View PostWisteria, on 11 October 2014 - 10:14 AM, said:

2 weeks' time is too short to sow anything from seeds & to have them reach decent size for presentation. Some seeds take at least 1 week to germinate. You have to buy instant plants from nurseries and then transplant them to the ground.

we have limited funding really as the garden is far from the RC thus we had to get a garden shed to lock the tools. How about transplanting half grown kangkong? Since they are so hardy.. can work?

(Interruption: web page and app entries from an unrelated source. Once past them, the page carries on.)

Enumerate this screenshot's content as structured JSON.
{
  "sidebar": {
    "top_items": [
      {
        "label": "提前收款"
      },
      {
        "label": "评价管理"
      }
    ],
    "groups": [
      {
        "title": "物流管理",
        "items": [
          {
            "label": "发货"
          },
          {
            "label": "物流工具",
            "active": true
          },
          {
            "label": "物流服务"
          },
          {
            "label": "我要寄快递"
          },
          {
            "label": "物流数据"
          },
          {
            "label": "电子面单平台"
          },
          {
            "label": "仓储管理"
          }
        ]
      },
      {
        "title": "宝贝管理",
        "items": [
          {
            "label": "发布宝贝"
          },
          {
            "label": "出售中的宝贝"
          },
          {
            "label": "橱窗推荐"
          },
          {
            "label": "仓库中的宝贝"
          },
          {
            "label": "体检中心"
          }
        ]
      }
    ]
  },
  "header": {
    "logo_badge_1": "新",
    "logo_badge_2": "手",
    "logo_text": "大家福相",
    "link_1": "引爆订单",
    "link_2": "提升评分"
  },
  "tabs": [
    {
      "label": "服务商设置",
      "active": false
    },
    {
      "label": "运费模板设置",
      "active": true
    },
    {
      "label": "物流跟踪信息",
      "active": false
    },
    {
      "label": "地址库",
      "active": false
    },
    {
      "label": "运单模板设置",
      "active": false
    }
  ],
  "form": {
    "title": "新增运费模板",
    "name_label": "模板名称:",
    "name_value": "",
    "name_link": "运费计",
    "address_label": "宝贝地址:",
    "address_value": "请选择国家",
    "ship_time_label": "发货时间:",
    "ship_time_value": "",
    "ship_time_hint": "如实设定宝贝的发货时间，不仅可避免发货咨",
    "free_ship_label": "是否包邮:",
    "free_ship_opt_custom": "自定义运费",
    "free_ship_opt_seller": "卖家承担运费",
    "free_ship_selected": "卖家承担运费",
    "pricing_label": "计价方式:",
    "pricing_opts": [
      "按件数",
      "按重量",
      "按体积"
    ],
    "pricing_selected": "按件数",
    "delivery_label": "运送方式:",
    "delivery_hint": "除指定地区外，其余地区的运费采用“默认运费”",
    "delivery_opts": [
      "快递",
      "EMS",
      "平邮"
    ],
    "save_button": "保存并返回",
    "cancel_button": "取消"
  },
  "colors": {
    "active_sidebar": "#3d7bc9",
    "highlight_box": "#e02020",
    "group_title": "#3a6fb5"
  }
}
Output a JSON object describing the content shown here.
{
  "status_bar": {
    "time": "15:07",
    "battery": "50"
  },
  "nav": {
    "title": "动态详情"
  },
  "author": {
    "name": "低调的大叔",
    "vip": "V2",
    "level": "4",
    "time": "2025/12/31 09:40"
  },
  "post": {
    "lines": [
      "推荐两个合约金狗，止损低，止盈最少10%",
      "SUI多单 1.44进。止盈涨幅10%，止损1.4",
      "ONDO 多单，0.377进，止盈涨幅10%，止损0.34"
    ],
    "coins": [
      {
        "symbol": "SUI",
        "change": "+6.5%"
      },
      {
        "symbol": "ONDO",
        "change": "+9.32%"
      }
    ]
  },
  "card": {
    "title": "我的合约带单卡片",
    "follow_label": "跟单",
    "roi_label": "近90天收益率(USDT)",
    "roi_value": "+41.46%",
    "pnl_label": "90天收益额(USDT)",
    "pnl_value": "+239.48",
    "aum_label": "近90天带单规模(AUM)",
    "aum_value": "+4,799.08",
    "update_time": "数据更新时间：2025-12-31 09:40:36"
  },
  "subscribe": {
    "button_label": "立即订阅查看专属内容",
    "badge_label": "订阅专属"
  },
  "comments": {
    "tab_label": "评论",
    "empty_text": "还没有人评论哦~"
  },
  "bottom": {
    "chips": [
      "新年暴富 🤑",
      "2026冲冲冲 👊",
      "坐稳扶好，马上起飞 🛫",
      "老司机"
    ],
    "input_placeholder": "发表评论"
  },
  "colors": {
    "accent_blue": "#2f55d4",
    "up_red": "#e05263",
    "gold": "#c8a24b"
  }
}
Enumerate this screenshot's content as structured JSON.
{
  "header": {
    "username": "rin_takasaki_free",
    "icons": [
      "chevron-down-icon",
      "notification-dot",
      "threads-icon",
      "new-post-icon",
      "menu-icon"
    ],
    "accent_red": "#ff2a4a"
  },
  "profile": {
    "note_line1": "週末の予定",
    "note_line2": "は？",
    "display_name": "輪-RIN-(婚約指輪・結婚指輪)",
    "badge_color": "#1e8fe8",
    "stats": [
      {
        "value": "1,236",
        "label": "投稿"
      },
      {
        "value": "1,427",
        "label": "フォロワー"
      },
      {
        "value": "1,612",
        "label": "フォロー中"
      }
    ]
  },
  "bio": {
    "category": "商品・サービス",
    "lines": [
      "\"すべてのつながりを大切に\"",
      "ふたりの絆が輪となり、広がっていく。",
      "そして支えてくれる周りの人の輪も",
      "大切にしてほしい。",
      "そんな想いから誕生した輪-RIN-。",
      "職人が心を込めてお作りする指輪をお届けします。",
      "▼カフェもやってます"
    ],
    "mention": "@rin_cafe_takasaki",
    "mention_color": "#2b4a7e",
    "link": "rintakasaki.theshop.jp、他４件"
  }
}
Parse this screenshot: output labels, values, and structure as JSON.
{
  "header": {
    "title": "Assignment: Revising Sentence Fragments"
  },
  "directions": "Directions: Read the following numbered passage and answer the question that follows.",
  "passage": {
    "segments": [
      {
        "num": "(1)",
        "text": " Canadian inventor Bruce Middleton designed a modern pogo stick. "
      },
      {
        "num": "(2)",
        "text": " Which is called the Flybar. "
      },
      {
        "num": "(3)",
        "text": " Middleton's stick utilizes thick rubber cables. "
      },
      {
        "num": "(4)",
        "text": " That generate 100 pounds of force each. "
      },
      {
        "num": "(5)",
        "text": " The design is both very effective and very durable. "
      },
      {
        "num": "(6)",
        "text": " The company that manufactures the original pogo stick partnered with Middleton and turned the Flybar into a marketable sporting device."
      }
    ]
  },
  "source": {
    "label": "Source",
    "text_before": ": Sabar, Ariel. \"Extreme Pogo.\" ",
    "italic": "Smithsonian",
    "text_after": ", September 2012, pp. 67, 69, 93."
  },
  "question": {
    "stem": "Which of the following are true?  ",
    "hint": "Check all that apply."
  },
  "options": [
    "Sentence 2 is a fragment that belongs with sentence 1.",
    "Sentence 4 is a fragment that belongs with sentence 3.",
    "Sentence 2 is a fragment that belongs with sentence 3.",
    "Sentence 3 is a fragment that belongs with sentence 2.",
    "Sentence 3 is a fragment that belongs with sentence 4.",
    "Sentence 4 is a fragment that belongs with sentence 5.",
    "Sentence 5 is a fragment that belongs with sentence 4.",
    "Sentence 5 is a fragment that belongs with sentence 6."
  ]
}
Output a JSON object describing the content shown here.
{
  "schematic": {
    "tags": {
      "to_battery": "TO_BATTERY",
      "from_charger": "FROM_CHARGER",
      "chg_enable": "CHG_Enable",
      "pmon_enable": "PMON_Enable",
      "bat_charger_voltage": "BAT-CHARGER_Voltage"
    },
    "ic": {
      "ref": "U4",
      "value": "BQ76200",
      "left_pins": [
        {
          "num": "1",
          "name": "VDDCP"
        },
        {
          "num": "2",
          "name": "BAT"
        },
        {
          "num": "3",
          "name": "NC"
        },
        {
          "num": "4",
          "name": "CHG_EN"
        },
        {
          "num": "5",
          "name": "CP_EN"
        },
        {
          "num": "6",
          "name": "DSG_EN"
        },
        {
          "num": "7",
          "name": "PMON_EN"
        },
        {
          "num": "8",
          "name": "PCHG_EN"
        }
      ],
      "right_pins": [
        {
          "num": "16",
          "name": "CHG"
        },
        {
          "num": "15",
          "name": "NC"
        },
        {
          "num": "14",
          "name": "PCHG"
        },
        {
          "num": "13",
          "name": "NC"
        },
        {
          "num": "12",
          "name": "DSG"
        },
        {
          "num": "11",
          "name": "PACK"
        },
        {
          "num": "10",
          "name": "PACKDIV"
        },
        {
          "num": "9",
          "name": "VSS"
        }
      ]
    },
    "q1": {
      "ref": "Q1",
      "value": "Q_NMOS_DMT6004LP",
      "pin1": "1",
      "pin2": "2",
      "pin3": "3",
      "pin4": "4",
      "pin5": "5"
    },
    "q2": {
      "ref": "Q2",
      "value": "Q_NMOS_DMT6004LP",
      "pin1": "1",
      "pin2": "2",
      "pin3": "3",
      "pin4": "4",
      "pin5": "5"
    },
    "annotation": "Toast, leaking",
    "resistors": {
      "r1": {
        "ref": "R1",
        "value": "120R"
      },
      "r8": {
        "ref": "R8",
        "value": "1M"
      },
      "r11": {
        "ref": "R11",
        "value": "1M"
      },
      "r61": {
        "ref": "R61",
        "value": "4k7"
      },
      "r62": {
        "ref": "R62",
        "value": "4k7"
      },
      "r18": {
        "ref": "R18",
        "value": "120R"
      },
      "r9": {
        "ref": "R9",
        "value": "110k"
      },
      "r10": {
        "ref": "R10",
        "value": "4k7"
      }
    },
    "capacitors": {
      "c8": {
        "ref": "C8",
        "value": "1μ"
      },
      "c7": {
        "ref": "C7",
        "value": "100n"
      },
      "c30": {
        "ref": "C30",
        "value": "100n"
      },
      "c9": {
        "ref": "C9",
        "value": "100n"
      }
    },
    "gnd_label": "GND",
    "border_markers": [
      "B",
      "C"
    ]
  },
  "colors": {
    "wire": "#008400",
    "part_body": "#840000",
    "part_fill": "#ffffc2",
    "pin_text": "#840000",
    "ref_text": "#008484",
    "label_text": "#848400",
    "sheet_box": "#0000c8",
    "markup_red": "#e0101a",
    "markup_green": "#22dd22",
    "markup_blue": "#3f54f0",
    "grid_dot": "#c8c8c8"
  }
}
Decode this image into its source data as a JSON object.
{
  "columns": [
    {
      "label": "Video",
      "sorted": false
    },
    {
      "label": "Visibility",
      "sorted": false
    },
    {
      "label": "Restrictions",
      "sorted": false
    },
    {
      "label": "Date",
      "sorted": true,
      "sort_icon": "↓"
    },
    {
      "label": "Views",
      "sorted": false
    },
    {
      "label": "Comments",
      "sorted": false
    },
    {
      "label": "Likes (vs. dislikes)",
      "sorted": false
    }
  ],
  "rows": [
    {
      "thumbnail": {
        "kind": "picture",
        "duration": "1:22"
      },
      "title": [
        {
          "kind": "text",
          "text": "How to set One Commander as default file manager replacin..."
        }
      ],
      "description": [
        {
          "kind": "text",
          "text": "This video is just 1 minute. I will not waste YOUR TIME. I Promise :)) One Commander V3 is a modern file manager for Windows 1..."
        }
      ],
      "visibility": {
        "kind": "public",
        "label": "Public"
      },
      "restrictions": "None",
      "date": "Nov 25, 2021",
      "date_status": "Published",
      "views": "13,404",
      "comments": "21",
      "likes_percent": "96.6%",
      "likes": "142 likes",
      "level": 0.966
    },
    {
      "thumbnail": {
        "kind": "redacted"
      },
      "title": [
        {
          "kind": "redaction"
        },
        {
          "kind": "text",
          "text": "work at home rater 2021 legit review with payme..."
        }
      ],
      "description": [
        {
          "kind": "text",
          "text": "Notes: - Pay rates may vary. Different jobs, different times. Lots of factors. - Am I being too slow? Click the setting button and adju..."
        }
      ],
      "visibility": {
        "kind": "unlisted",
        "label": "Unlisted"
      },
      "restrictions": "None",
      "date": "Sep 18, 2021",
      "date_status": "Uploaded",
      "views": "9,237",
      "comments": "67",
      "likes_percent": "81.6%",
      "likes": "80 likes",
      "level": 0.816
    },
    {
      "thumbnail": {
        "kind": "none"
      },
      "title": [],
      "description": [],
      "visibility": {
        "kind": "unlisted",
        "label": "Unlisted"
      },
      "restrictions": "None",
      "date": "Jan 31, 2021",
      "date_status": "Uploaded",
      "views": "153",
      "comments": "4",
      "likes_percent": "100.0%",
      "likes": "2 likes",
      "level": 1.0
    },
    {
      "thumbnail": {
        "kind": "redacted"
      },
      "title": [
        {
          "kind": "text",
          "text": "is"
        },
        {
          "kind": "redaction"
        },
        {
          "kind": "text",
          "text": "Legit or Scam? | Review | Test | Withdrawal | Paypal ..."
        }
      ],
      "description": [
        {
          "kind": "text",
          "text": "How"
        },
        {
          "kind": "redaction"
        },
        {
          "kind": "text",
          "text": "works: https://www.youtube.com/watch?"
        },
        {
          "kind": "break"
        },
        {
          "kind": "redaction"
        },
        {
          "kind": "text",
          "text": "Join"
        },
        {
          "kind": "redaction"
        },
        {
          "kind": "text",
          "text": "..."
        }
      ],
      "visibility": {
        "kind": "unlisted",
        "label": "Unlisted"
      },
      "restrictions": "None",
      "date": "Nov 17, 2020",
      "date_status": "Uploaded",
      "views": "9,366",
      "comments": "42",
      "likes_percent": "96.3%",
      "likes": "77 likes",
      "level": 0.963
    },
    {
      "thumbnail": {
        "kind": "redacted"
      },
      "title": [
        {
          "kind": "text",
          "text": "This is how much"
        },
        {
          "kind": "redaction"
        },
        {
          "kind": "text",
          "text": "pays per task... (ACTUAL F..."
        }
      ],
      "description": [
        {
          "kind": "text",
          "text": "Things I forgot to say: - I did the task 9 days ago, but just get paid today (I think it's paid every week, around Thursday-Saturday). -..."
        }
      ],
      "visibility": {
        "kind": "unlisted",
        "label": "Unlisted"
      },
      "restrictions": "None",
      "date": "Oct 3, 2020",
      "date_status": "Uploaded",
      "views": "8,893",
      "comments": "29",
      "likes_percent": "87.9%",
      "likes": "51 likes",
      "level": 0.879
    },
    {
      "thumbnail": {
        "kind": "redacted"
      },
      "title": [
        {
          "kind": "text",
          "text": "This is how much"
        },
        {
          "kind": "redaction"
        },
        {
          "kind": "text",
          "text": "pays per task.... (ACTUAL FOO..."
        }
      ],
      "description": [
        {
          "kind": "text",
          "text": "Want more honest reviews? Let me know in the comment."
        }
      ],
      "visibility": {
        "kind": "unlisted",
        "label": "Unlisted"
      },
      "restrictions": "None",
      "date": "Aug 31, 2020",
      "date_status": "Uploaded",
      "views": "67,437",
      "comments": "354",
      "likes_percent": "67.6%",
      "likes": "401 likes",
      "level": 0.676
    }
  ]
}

Btw, any idea if I can grow them in the same plot as the okra?


Planters that are 3 bricks high will not deter rats, cats or snakes.

0

#8 User is offline   Wisteria 

  • Advanced Member
  • PipPipPip
  • Group: Members
  • Posts: 3713
  • Joined: 12-October 07
  • Gender:Female

Posted 11 October 2014 - 10:48 AM

My suggestions:

1) Sow your okra seeds immediately and grow in pots containing 100% TREF. 1 plant per pot. By mid Nov, they will be 3-4 weeks old and ready for transplant to the ground.

2) Go to the wet market to buy these leafy vegetables ~ sweet potato leaves, ceylon spinach & cekur manis. Pluck the leaves for consumption and poke all the thicker stems into soil. These 3 can easily be propagated via stem cuttings. In 3-4 weeks time, they will have rooted well and grown a fair amount of leaves. Then you transplant them to the ground.
0

#9 User is offline   brendali 

  • Advanced Member
  • PipPipPip
  • Group: Members
  • Posts: 97
  • Joined: 16-September 08
  • Gender:Female
  • Location:Singapore
  • Interests:Diving, reading and gardening

Posted 11 October 2014 - 11:14 AM

View PostWisteria, on 11 October 2014 - 10:48 AM, said:

My suggestions:

1) Sow your okra seeds immediately and grow in pots containing 100% TREF. 1 plant per pot. By mid Nov, they will be 3-4 weeks old and ready for transplant to the ground.

2) Go to the wet market to buy these leafy vegetables ~ sweet potato leaves, ceylon spinach & cekur manis. Pluck the leaves for consumption and poke all the thicker stems into soil. These 3 can easily be propagated via stem cuttings. In 3-4 weeks time, they will have rooted well and grown a fair amount of leaves. Then you transplant them to the ground.


ooh... that is good news! all these also need to use pure Tref?
0

#10 User is offline   Wisteria 

  • Advanced Member
  • PipPipPip
  • Group: Members
  • Posts: 3713
  • Joined: 12-October 07
  • Gender:Female

Posted 11 October 2014 - 11:42 AM

You can use $2 normal soil (choose the dark brown or black type) for the leafy vegetable stem cuttings. I use TREF for sowing seeds. Seedlings grow very fast in TREF with minimal effort on growers' part.
0

Share this topic:


Page 1 of 1

1 User(s) are reading this topic
0 members, 1 guests, 0 anonymous users